And that led him to start The Asian Entrepreneur, an international media platform that crowdsources business-related content from entrepreneurs and industry professionals across Asia.

…to an insider’s approach to media

Now in its seventh year, TAE lays claim to the largest database of profiled Asian entrepreneurs in the world and has an active readership in more than 26 countries.

“Rather than mould ourselves to become like conventional magazines, we adopted the internet and used it to the fullest extent of what it is designed to do, which is really to draw on the peer-to-peer connections of individuals,” he elaborates on the platform’s framework.

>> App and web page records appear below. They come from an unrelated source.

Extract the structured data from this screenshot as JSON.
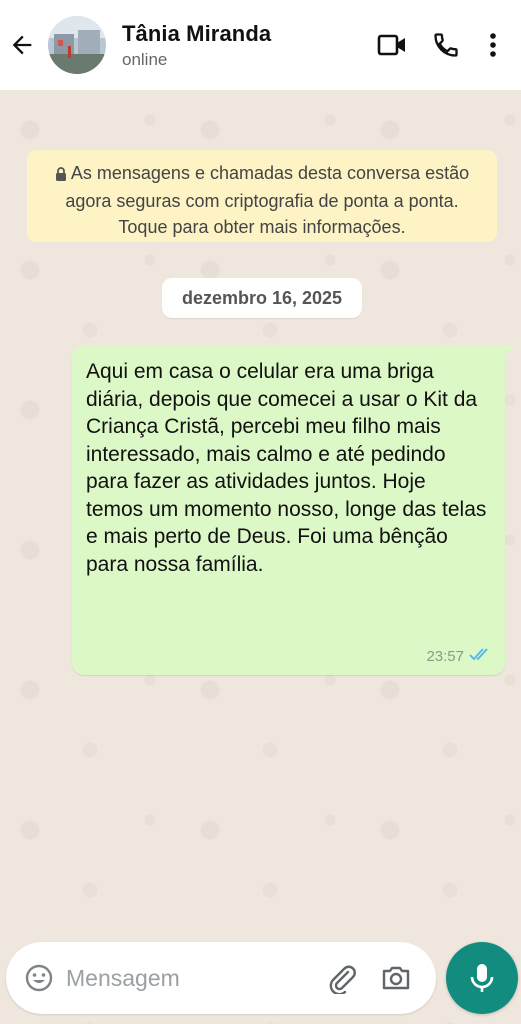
{
  "header": {
    "contact_name": "Tânia Miranda",
    "status": "online",
    "icons": [
      "back-arrow-icon",
      "video-call-icon",
      "phone-call-icon",
      "more-options-icon"
    ]
  },
  "chat": {
    "encryption_notice": "As mensagens e chamadas desta conversa estão agora seguras com criptografia de ponta a ponta. Toque para obter mais informações.",
    "date_chip": "dezembro 16, 2025",
    "messages": [
      {
        "direction": "outgoing",
        "text": "Aqui em casa o celular era uma briga diária, depois que comecei a usar o Kit da Criança Cristã, percebi meu filho mais interessado, mais calmo e até pedindo para fazer as atividades juntos. Hoje temos um momento nosso, longe das telas e mais perto de Deus. Foi uma bênção para nossa família.",
        "time": "23:57",
        "read": true
      }
    ]
  },
  "composer": {
    "placeholder": "Mensagem",
    "icons": [
      "emoji-icon",
      "attach-icon",
      "camera-icon",
      "mic-icon"
    ]
  },
  "colors": {
    "header_bg": "#ffffff",
    "chat_bg": "#efe7dd",
    "outgoing_bubble": "#dcf8c6",
    "encryption_notice_bg": "#fdf3c5",
    "mic_button": "#128c7e",
    "read_ticks": "#4fb6ec"
  }
}
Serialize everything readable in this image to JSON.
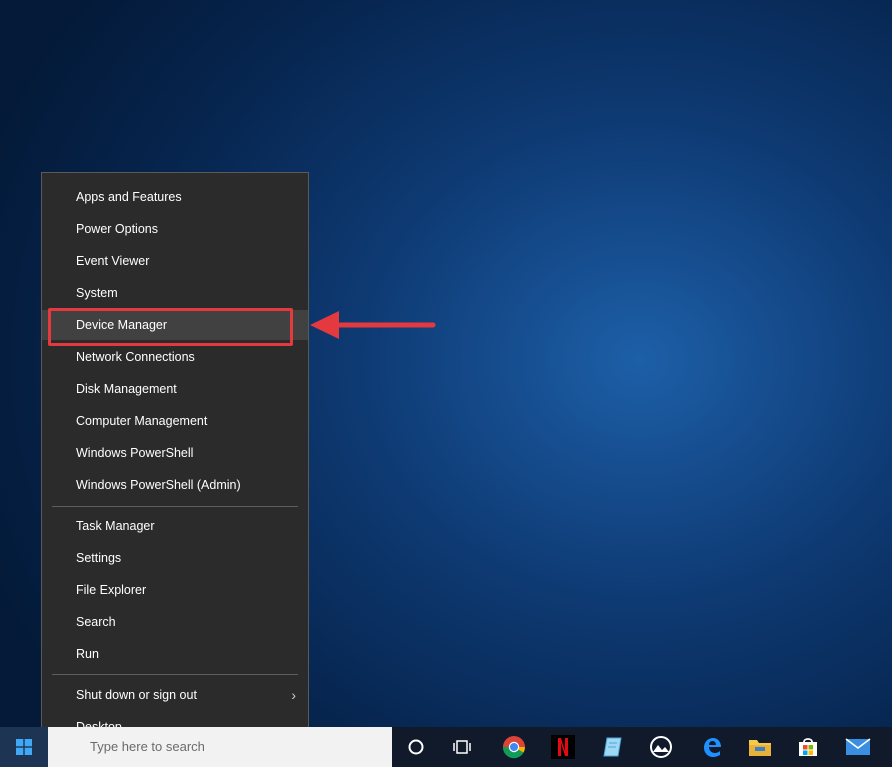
{
  "menu": {
    "items_group1": [
      "Apps and Features",
      "Power Options",
      "Event Viewer",
      "System",
      "Device Manager",
      "Network Connections",
      "Disk Management",
      "Computer Management",
      "Windows PowerShell",
      "Windows PowerShell (Admin)"
    ],
    "items_group2": [
      "Task Manager",
      "Settings",
      "File Explorer",
      "Search",
      "Run"
    ],
    "items_group3": [
      "Shut down or sign out",
      "Desktop"
    ],
    "highlighted_item": "Device Manager"
  },
  "taskbar": {
    "search_placeholder": "Type here to search",
    "icons": [
      "start-icon",
      "cortana-icon",
      "task-view-icon",
      "chrome-icon",
      "netflix-icon",
      "notepad-icon",
      "photos-icon",
      "edge-icon",
      "file-explorer-icon",
      "store-icon",
      "mail-icon"
    ]
  },
  "colors": {
    "menu_bg": "#2b2b2b",
    "highlight_red": "#e53940"
  }
}
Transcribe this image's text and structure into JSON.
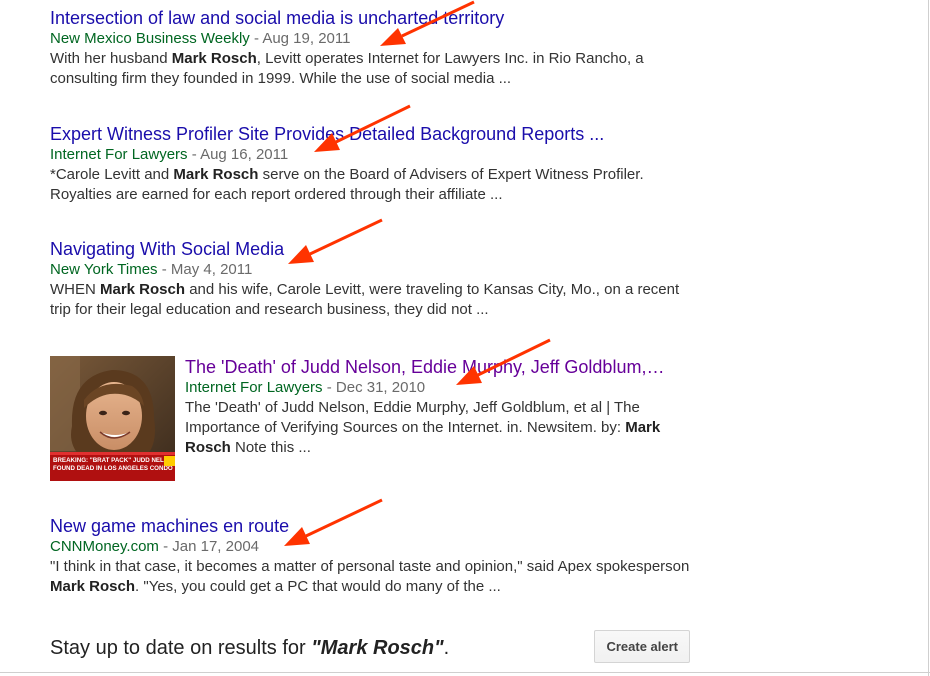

“We model ourselves after Wikipedia, so instead of having a chief editor that decides everything for our platform, we actually foster and encourage contributions from everyone from all parts of Asia. We act as moderators, curators and brokers of this knowledge.”

But this framework presents an obvious challenge: how does TAE determine what kind of content is relevant and worth incorporating on its platform?

“For us, content integrity means content that isn’t frivolous, that isn’t commercial and that isn’t agenda-driven.”

Melvin admits this has always been its biggest challenge, yet not one that hasn’t already been addressed by the forefathers of crowdsourcing – the likes of Jimmy Wales, founder of Wikipedia (who is his personal idol) and Aristotle.

The deciding factor lies in the definition of content integrity.

“For us, content integrity means content that isn’t frivolous, that isn’t commercial and that isn’t agenda-driven. As long as the content we receive meets these criteria, we welcome it. Our main focus is to try and make our platform as diverse, flexible and democratic as possible,” he says.

Aside from fact-checking and ensuring the content is presented in a readable format, there is little intervention to what you read on the platform. This reduces the human capital needed to run the organisation, but that’s not to say funding isn’t necessary.

In order to scale up while providing free access and keeping traditional advertising at a minimum, TAE ties itself to private investment companies to fund its social operations.

Success depends on how you perceive failure

Moving forward, TAE hopes to establish its presence in traditional media through the publishing of academic books and business texts. It also seeks to find methods to foster the accessibility to these resources when they are made available in the next three years.

Nevertheless, its ultimate goal has remained constant since its inception: to educate people. The continuous actualisation of that is what Melvin perceives to be his greatest achievement yet.

He recounts the day he received an email from a reader from a quaint town in Mongolia that he had never heard of before, who had successfully founded a fintech company in Singapore thanks to the insider knowledge offered on the platform.

“To me, this shows that we have achieved our mission. And what really makes me so passionate about it is to see that knowledge actually empowers and it can take people really far,” he grins proudly.

If there’s one piece of advice that he would leave with budding entrepreneurs like the Mongolian reader and his younger self, it’s to reconsider how you perceive failure in a definitive sense of the word.

“The funny thing about us entrepreneurs that make us human is that we have this excessive desire and bias for certainty, in business and in life. A lot of people plan something and it becomes something else – and they see that as failure,” he divulges.

“But the thing about entrepreneurship is that it is fundamentally intrinsically-driven and incredibly uncertain compared to a typical job where you have set responsibilities. The ones that succeed are the ones who are able to recognise this and not see unintended outcomes as failures.”

Melvin Poh may have “failed” at his first business venture, but that didn’t stop him from attaining success thereafter with The Asian Entrepreneur.

Learn more about The Asian Entrepreneur here.

Photography: Gan Yew Chin